Since the beginning of 2019, three people have died in Georgia prisons, according to the Department of Corrections.
The most recent inmate death happened on Tuesday, Feb. 12 at Baldwin State Prison in Hardwick. Corrections officers found inmate David Payne unresponsive in his cell and dead of an apparent suicide. Payne was serving an 18-year sentence in Stephens County for aggravated assault, according to the state of Georgia. He had been incarcerated since 2012.
Another prisoner died by suicide on Feb. 4, according to the DOC. Inmate Raymond Nelson, who was sentenced to 10 years in prison in 2011 for failing to register as a sex offender, was found unresponsive in his cell at Calhoun State Prison in Monroe, Georgia.
On Jan. 17, an inmate at Hays State Prison in Trion was killed in a suspected homicide. Department of Corrections officials report that inmate Marion Luke was assaulted by another inmate and was awaiting medic services at the prison before he died. Luke had been sentenced to eight years in 2014 for aggravated assault.
FRACTURED REPORTING PROCESS
In 2018, an 11Alive investigation uncovered Georgia’s top law enforcement agency has no idea how often people die in county jails across the state. State law doesn’t require it, the reporting process is fractured and local counties often investigate themselves when someone is found dead behind bars.
According to the Georgia Bureau of Investigation, at least 358 inmates have died in Georgia county jails since 2007. Eighty-four of those were suicides. The real figure is likely hundreds more.

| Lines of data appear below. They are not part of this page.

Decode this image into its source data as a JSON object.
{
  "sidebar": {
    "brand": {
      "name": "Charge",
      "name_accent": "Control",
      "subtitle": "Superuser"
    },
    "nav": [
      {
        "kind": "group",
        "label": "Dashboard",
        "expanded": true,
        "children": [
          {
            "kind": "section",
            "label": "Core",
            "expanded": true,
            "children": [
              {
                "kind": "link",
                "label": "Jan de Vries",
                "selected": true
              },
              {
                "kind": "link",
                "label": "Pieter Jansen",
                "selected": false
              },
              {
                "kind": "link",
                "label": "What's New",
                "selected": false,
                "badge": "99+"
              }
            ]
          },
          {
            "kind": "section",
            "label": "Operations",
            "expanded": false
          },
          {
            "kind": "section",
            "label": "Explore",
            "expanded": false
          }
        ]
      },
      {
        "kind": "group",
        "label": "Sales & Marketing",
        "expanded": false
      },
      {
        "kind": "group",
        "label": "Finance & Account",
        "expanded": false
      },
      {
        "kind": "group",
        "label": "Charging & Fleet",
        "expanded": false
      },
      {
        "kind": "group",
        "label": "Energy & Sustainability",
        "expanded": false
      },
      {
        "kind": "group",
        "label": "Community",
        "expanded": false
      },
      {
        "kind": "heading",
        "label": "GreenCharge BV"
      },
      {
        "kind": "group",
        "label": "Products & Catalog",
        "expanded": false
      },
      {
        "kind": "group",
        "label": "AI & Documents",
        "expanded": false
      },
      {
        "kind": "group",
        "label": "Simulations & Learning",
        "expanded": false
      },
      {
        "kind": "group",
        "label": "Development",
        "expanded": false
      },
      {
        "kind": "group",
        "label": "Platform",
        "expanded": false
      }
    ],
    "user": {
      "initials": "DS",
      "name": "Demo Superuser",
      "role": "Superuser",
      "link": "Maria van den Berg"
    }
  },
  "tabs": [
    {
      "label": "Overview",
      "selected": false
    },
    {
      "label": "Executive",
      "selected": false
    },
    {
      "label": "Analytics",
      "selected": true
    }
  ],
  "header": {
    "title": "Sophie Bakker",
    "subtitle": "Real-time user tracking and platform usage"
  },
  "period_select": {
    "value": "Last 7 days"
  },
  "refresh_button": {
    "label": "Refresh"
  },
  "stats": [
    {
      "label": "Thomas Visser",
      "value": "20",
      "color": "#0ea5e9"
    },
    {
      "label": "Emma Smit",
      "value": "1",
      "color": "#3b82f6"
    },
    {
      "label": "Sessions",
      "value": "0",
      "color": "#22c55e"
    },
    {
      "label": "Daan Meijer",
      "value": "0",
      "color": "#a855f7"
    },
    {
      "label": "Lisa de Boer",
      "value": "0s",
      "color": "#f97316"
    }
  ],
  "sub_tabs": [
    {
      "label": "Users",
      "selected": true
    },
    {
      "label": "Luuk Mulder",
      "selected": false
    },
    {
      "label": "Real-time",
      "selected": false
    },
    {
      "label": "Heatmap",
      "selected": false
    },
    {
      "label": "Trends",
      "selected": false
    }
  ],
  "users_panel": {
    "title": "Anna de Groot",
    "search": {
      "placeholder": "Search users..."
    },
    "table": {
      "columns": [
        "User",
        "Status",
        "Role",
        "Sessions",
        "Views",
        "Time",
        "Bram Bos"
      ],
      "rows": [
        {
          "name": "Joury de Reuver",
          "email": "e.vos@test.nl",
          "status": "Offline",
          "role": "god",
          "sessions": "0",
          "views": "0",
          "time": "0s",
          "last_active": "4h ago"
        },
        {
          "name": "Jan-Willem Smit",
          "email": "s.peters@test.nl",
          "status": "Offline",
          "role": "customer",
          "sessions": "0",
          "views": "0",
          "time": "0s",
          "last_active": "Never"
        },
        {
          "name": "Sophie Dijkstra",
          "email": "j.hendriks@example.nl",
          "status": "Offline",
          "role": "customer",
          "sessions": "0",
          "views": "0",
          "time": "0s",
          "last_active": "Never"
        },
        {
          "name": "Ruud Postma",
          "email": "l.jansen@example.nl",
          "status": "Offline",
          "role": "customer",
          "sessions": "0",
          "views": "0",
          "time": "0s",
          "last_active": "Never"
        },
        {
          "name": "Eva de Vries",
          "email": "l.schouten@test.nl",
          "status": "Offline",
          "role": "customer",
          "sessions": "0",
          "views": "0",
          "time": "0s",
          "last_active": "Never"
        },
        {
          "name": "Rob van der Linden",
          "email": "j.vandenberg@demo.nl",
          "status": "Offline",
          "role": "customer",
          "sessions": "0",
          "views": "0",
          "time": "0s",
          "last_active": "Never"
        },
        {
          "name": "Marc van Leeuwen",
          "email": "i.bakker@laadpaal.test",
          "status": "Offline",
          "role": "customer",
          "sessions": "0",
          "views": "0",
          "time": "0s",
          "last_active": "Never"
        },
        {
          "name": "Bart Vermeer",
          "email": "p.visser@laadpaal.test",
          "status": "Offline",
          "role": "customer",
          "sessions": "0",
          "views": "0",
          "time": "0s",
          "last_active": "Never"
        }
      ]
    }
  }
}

GBI’s numbers only reflect deaths when local counties asked the state agency to investigate. Sheriff departments are not required to report jail fatalities to the state. When GBI is not notified, local agencies investigate their own actions.
Larger policing agencies have internal affairs divisions which review the conduct of their peers, including in-custody jail deaths. Some of those departments include Atlanta Police, Fulton County Sheriff, DeKalb County Sheriff, Cobb County Sheriff and Gwinnett County Sheriff. Those agencies can still request the GBI to investigate, but GBI spokesperson Behan Rich says mostly smaller agencies request the state agency’s assistance.
“They would conduct their own investigation. Normally, it would be determined by the circumstances of the case,” said Rich.
If you or someone you know is experiencing thoughts of suicide, call the National Suicide Prevention Lifeline at 1-800-273-8255.